Oldest Roofs in the World
Even today, remnants of prehistoric settlements can be visited and explored. Around the world, some of the very first buildings put up by our ancient ancestors still stand. In today's article, we are going to have a look at some of the oldest roofs which haven't collapsed and have remained standing through the millennia.
Pyramids of Djoser
The pyramids are iconic across the planet as one of the many Wonders of the Ancient World. The Pyramid of Djoser was one of the first to be built - unlike most of the others, this is a step pyramid; this means that rather than having four smooth angled faces, the pyramid is made up of flat platforms which decrease in width as the pyramid gets taller. This did mean that flat roof demarcation was required for worker safety, which was not necessary with the smooth-planed pyramids more common in the tombs of later Pharoahs (though given that the Pyramids were built by slaves, safety was probably the last thing on the Egyptians' minds...). This pyramid is the resting place of Pharoah Djoser, as the name suggests, who ruled Egypt for either 19 or 38 years, and amassed enough wealth for construction of the Pyramid to begin during his lifetime, rather than after his death as became common with later Pharoahs.

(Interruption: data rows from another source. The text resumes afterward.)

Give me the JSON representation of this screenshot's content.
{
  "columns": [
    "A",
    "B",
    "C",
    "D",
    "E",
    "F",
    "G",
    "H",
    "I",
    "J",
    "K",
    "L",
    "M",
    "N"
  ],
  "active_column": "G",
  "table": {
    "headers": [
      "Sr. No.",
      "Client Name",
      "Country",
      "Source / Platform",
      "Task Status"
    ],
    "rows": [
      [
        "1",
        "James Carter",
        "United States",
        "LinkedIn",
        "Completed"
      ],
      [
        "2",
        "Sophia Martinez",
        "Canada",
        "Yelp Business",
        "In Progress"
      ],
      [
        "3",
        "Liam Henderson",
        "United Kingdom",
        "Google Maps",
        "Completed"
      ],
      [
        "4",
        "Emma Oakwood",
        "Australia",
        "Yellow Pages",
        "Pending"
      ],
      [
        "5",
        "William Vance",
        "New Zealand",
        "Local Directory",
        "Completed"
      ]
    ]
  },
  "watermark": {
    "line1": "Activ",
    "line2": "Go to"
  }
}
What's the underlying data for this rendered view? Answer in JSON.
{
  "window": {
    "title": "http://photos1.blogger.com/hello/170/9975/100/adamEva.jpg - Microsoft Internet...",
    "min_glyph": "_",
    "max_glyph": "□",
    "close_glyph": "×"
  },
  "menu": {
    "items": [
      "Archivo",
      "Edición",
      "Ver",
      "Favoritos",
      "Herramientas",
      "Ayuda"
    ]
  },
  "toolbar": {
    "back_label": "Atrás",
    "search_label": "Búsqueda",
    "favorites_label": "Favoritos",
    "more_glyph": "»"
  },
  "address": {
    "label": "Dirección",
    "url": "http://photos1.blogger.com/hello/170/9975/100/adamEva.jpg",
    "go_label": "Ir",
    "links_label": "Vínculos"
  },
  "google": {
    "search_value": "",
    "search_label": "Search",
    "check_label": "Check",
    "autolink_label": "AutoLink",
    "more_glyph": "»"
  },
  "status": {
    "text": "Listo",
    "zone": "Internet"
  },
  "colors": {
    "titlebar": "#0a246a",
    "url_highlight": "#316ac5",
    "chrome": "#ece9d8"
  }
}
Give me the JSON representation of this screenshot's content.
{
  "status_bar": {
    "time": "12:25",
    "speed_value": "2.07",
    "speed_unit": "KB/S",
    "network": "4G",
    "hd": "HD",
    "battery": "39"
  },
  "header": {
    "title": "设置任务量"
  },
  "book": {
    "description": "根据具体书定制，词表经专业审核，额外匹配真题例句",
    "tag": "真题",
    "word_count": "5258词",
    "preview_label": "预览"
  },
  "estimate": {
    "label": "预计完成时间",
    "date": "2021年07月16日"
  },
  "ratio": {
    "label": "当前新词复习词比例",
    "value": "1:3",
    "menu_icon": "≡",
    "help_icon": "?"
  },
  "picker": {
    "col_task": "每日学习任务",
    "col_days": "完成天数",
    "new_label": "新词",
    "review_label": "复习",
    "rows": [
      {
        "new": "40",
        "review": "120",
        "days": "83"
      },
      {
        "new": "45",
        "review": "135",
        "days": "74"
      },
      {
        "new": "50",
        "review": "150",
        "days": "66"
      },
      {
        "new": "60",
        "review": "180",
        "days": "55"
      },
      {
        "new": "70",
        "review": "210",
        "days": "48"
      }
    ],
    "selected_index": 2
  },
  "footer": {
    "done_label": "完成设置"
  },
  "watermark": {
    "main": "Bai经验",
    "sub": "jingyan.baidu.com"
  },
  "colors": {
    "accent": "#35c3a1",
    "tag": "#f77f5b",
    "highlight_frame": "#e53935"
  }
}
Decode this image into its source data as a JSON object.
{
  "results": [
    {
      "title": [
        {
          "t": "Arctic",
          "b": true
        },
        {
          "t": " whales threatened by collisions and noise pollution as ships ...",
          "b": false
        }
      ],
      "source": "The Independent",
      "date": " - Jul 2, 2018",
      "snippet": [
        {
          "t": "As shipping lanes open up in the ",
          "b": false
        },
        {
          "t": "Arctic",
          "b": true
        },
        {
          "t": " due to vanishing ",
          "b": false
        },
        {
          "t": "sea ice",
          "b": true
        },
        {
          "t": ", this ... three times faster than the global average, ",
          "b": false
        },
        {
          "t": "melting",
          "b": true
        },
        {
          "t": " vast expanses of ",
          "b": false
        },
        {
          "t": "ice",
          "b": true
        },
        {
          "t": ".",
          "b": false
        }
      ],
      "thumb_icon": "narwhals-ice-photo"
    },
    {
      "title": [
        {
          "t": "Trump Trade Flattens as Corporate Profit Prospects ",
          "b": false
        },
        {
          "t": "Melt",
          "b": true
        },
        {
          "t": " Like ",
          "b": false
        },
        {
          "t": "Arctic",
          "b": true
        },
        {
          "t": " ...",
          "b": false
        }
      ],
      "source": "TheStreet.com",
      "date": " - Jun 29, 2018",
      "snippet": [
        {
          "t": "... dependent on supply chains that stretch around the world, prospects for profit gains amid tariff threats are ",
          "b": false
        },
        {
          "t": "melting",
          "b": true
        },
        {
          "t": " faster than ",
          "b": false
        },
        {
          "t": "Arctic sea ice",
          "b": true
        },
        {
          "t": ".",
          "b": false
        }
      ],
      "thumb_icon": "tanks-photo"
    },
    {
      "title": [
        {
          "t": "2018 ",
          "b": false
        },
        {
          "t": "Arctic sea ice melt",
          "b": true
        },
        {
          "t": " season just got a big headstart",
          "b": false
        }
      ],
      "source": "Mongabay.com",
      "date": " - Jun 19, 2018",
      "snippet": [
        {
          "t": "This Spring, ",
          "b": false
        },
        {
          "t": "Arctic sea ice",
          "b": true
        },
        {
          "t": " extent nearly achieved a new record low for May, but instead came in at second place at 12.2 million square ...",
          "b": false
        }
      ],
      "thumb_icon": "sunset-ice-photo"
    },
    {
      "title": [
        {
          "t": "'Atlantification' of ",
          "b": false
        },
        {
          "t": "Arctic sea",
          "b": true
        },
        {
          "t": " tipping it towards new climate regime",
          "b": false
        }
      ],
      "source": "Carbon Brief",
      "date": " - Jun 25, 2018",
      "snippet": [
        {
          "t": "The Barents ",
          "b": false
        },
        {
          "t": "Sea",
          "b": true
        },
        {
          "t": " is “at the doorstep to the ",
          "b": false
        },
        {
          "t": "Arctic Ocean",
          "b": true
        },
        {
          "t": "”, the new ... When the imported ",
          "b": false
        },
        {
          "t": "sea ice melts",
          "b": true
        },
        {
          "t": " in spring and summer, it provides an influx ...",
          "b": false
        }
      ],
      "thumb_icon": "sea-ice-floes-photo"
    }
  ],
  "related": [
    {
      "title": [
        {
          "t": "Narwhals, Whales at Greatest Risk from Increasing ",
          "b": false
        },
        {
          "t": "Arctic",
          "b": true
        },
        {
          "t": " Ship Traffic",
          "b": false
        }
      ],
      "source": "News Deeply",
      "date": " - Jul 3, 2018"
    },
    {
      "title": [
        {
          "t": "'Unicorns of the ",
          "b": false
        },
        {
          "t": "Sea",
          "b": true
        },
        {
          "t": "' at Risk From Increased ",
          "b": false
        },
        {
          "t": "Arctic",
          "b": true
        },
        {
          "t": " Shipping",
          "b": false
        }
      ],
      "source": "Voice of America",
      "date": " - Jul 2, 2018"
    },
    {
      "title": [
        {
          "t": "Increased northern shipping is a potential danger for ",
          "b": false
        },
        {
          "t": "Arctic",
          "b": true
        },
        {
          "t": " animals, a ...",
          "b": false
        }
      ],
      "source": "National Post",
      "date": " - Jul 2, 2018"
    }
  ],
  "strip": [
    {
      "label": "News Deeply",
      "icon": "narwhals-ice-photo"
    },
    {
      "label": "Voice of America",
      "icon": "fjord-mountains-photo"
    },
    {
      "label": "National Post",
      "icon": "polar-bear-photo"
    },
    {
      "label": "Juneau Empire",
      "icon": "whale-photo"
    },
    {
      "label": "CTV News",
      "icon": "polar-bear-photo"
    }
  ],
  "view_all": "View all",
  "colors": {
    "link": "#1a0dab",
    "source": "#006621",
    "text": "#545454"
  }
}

On the Greek island of Crete lie the ruins of the ancient Bronze Age city of Knossos. Knossos, known as Europe's oldest city, is home to the restored Palace of Knossos, built thousands of years ago. The Palace of Knossos is famous for being the home of King Minos, the father of the fabled Minotaur. While no great labyrinth or half-human remains have ever been found, the myth has inspired numerous films, books, and both tabletop and video games. In the palace you can find an intact fresco featuring a leaping bull, a frequent motif in the old city along with battleaxe heads. Knossos was, in its time, the capital of a great sea empire across the Aegean ocean, but was eventually laid low when rival Greek lords from the mainland invaded Crete and sacked the city.
Tomb of Cyrus
Cyrus the Great, mighty emperor of Persia, is interred in a small tomb to the south of Pasargadae, ancient capital of the Persian empire. According to the account of Alexander the Great, the tomb once held some cups, a golden coffin, and a golden bed. There was once, allegedly, an inscription asking passers-by not to begrudge the dead king his small monument, as he was, after all, the emperor of the ancient world's largest nation. The inscription, if it ever was there, has been worn away by time. The tomb still stands however, a little building on a pile of stone steps, topped with a round roof. The tomb is believed to be the first ever base-isolated building in the world. The tomb is still in use today, being the site of the Iranian New Year celebrations, when Iranians from around the country come to pay respects to the man who is widely considered to be the founder of their nation.